Work to be completed:
Where the string "resulting" occurs in a line of the data below, that line should be copied.

Data for this task:
***

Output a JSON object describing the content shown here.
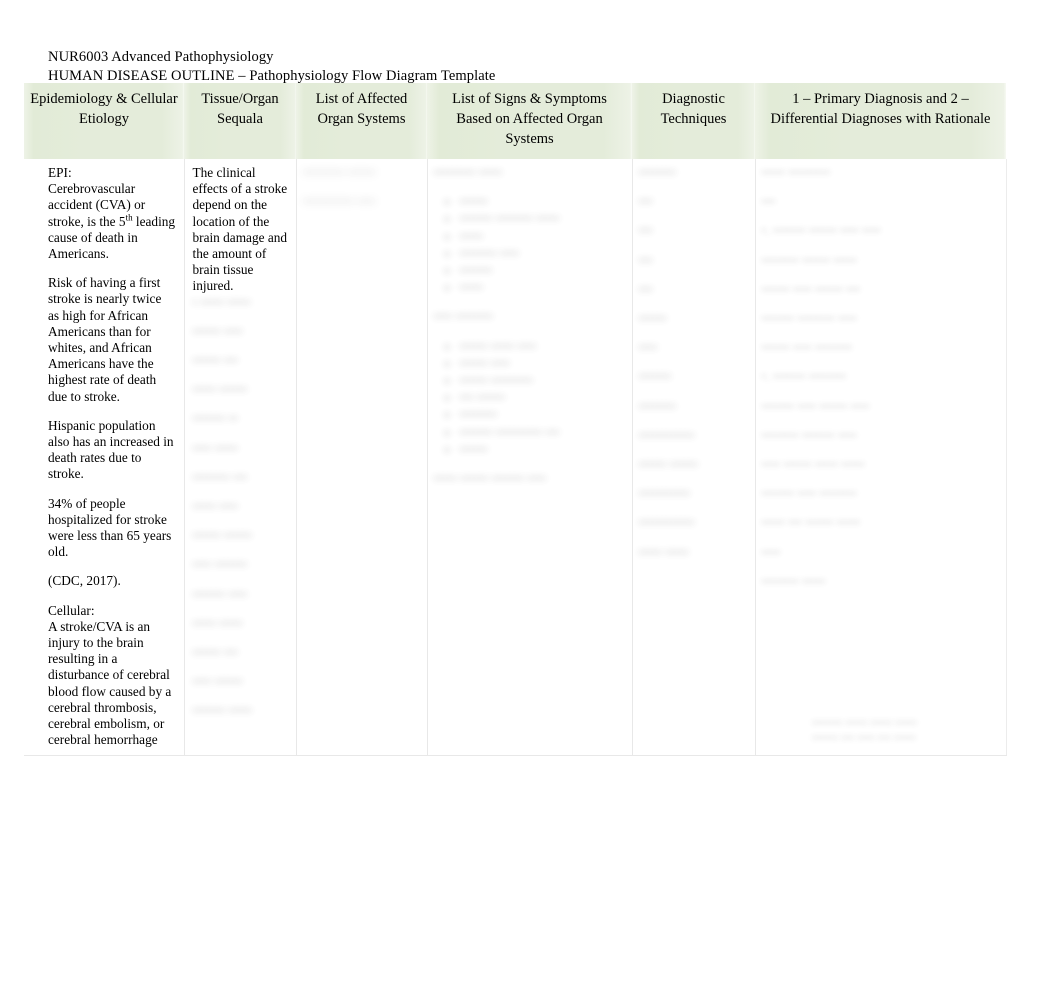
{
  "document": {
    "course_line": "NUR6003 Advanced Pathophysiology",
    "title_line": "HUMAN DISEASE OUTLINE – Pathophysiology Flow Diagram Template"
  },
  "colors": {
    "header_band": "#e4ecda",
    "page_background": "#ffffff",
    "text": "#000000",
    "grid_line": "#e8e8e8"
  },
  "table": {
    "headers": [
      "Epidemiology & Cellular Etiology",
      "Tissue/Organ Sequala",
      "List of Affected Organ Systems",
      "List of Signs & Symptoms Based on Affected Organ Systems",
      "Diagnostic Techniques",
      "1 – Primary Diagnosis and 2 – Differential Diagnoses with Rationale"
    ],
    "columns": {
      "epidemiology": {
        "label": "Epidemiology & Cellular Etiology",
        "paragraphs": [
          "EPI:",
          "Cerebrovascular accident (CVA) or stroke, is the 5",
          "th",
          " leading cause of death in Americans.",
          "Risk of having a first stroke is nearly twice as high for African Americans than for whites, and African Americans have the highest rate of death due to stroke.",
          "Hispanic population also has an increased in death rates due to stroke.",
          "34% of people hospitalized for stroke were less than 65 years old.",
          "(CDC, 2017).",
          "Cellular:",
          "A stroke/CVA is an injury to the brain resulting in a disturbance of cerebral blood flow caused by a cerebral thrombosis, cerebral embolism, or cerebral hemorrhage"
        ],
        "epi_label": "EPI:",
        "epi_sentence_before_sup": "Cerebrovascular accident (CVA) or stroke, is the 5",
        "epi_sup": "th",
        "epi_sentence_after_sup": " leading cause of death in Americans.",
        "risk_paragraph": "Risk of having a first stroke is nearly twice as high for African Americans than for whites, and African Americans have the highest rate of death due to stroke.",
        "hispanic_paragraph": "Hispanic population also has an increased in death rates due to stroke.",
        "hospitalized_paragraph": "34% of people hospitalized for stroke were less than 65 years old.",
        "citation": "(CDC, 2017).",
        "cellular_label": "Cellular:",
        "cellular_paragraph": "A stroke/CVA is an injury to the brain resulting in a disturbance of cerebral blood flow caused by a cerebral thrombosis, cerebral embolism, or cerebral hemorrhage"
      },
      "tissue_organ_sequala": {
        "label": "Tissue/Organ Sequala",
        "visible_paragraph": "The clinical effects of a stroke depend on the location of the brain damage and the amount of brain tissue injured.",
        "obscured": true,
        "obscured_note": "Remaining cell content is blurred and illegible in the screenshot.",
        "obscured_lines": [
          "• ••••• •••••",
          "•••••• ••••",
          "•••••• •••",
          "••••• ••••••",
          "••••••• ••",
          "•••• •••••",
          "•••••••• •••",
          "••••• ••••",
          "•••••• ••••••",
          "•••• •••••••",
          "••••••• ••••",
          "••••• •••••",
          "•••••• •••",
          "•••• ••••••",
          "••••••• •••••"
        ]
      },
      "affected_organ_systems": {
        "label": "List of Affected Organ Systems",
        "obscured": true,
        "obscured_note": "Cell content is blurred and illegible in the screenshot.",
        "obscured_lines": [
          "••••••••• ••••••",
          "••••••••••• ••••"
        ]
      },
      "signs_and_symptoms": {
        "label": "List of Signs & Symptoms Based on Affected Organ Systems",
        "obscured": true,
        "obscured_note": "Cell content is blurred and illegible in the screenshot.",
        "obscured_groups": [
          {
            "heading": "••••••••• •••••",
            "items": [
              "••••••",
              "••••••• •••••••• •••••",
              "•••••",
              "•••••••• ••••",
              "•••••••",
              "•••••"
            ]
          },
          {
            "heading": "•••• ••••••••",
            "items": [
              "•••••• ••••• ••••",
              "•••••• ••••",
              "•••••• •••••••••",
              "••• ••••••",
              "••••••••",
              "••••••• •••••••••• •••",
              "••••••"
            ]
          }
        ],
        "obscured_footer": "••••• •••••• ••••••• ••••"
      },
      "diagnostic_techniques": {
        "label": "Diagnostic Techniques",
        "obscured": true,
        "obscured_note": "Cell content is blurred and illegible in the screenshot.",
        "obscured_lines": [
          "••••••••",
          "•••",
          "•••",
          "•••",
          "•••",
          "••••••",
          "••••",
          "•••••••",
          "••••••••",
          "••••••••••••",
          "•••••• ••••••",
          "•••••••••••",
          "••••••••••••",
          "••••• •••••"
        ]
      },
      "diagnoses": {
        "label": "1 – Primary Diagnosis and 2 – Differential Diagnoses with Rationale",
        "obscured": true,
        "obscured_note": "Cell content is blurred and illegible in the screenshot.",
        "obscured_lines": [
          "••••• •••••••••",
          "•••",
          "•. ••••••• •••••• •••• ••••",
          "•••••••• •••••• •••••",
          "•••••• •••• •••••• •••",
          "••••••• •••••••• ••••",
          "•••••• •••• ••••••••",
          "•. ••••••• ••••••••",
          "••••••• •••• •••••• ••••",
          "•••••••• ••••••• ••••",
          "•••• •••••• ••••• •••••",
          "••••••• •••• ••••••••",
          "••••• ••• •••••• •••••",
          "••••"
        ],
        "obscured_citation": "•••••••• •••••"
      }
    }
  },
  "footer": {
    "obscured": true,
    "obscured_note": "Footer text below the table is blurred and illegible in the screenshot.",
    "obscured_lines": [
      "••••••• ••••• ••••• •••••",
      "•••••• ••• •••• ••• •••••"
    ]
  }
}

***

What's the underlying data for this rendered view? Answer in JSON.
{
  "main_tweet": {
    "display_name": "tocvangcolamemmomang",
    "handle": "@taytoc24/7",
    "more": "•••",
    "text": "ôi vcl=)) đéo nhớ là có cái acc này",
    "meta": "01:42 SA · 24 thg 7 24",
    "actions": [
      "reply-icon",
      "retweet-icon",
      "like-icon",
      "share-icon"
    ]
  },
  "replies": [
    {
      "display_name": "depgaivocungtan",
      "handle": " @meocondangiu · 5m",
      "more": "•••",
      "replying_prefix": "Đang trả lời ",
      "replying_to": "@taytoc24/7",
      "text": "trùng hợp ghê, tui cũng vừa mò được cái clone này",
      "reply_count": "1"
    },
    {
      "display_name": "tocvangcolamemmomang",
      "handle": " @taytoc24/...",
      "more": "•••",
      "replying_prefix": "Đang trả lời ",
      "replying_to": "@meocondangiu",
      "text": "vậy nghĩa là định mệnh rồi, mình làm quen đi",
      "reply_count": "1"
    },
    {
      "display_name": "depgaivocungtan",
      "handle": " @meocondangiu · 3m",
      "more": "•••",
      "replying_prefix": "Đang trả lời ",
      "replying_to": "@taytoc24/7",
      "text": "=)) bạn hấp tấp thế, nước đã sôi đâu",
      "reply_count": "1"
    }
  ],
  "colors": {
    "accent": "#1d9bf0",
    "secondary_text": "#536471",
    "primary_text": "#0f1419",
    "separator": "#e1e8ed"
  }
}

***

Exercise result:
          "A stroke/CVA is an injury to the brain resulting in a disturbance of cerebral blood flow caused by a cerebral thrombosis, cerebral embolism, or cerebral hemorrhage"
        "cellular_paragraph": "A stroke/CVA is an injury to the brain resulting in a disturbance of cerebral blood flow caused by a cerebral thrombosis, cerebral embolism, or cerebral hemorrhage"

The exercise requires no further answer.